[App and web page records]
-- Opening Marker --

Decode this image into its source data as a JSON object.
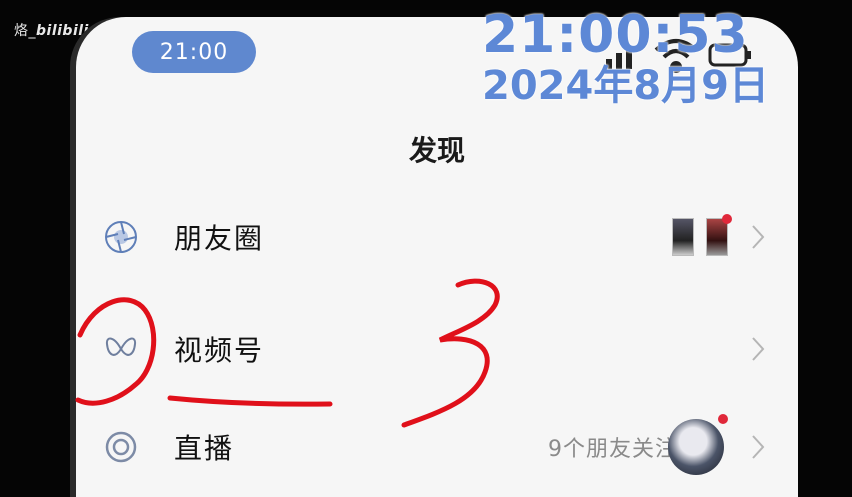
{
  "watermark": {
    "prefix": "烙_",
    "brand": "bilibili"
  },
  "status_bar": {
    "time": "21:00"
  },
  "overlay": {
    "clock": "21:00:53",
    "date": "2024年8月9日"
  },
  "page": {
    "title": "发现"
  },
  "menu": {
    "items": [
      {
        "label": "朋友圈",
        "icon": "moments-aperture-icon"
      },
      {
        "label": "视频号",
        "icon": "channels-butterfly-icon"
      },
      {
        "label": "直播",
        "icon": "live-ring-icon",
        "right_text": "9个朋友关注"
      }
    ]
  },
  "annotation": {
    "number": "3"
  },
  "colors": {
    "accent": "#5f88cf",
    "badge": "#e0283a",
    "scribble": "#e0101a"
  }
}
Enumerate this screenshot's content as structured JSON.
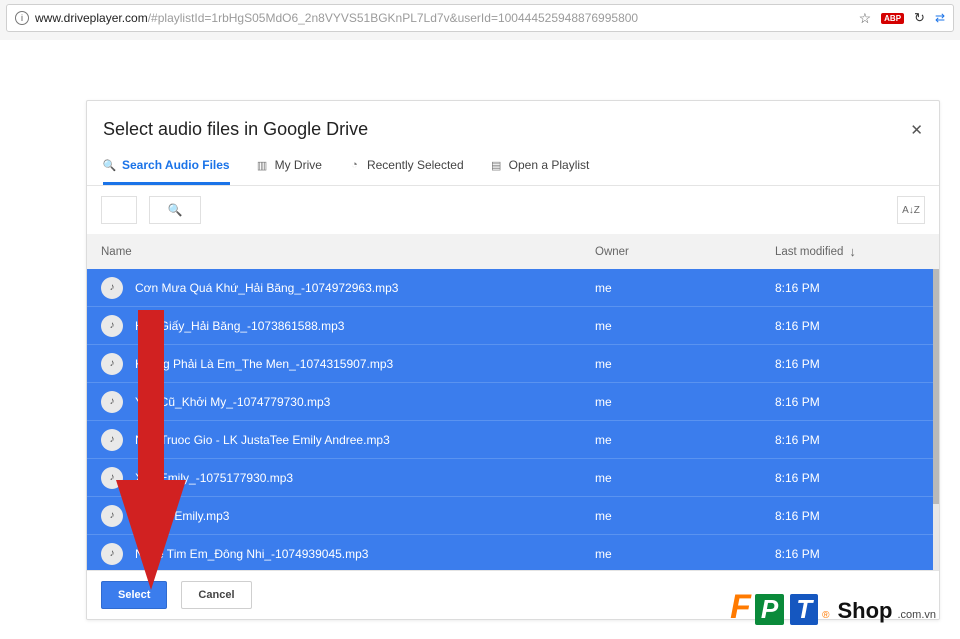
{
  "address_bar": {
    "host": "www.driveplayer.com",
    "path": "/#playlistId=1rbHgS05MdO6_2n8VYVS51BGKnPL7Ld7v&userId=100444525948876995800"
  },
  "dialog": {
    "title": "Select audio files in Google Drive",
    "tabs": [
      {
        "label": "Search Audio Files",
        "icon": "search-icon"
      },
      {
        "label": "My Drive",
        "icon": "folder-icon"
      },
      {
        "label": "Recently Selected",
        "icon": "clock-icon"
      },
      {
        "label": "Open a Playlist",
        "icon": "file-icon"
      }
    ],
    "active_tab_index": 0,
    "columns": {
      "name": "Name",
      "owner": "Owner",
      "modified": "Last modified"
    },
    "files": [
      {
        "name": "Cơn Mưa Quá Khứ_Hải Băng_-1074972963.mp3",
        "owner": "me",
        "modified": "8:16 PM"
      },
      {
        "name": "Hạc Giấy_Hải Băng_-1073861588.mp3",
        "owner": "me",
        "modified": "8:16 PM"
      },
      {
        "name": "Không Phải Là Em_The Men_-1074315907.mp3",
        "owner": "me",
        "modified": "8:16 PM"
      },
      {
        "name": "Yêu Cũ_Khởi My_-1074779730.mp3",
        "owner": "me",
        "modified": "8:16 PM"
      },
      {
        "name": "Nen Truoc Gio - LK JustaTee Emily Andree.mp3",
        "owner": "me",
        "modified": "8:16 PM"
      },
      {
        "name": "Xa _Emily_-1075177930.mp3",
        "owner": "me",
        "modified": "8:16 PM"
      },
      {
        "name": "Nhau - Emily.mp3",
        "owner": "me",
        "modified": "8:16 PM"
      },
      {
        "name": "Nghe Tim Em_Đông Nhi_-1074939045.mp3",
        "owner": "me",
        "modified": "8:16 PM"
      }
    ],
    "buttons": {
      "select": "Select",
      "cancel": "Cancel"
    }
  },
  "watermark": {
    "brand_f": "F",
    "brand_p": "P",
    "brand_t": "T",
    "shop": "Shop",
    "domain": ".com.vn"
  }
}
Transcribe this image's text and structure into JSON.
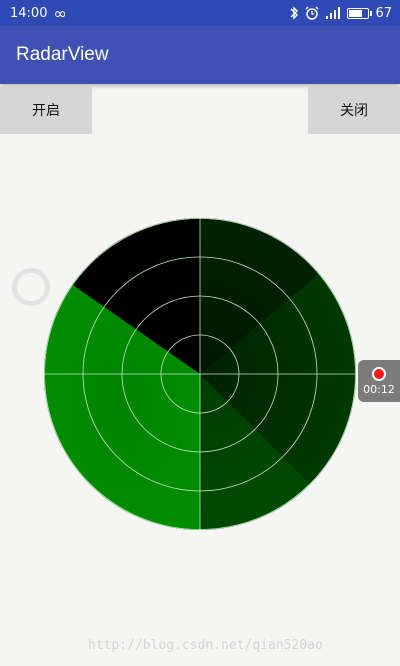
{
  "status_bar": {
    "time": "14:00",
    "infinity": "∞",
    "battery": "67",
    "battery_level": 0.67
  },
  "app_bar": {
    "title": "RadarView"
  },
  "buttons": {
    "open_label": "开启",
    "close_label": "关闭"
  },
  "radar": {
    "sweep_color": "#008a00",
    "dark_color": "#000000",
    "base_color": "#003300",
    "grid_color": "#bfe6bf",
    "ring_count": 4
  },
  "record": {
    "time": "00:12"
  },
  "watermark": "http://blog.csdn.net/qian520ao"
}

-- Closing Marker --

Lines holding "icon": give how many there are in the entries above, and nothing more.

Response: 7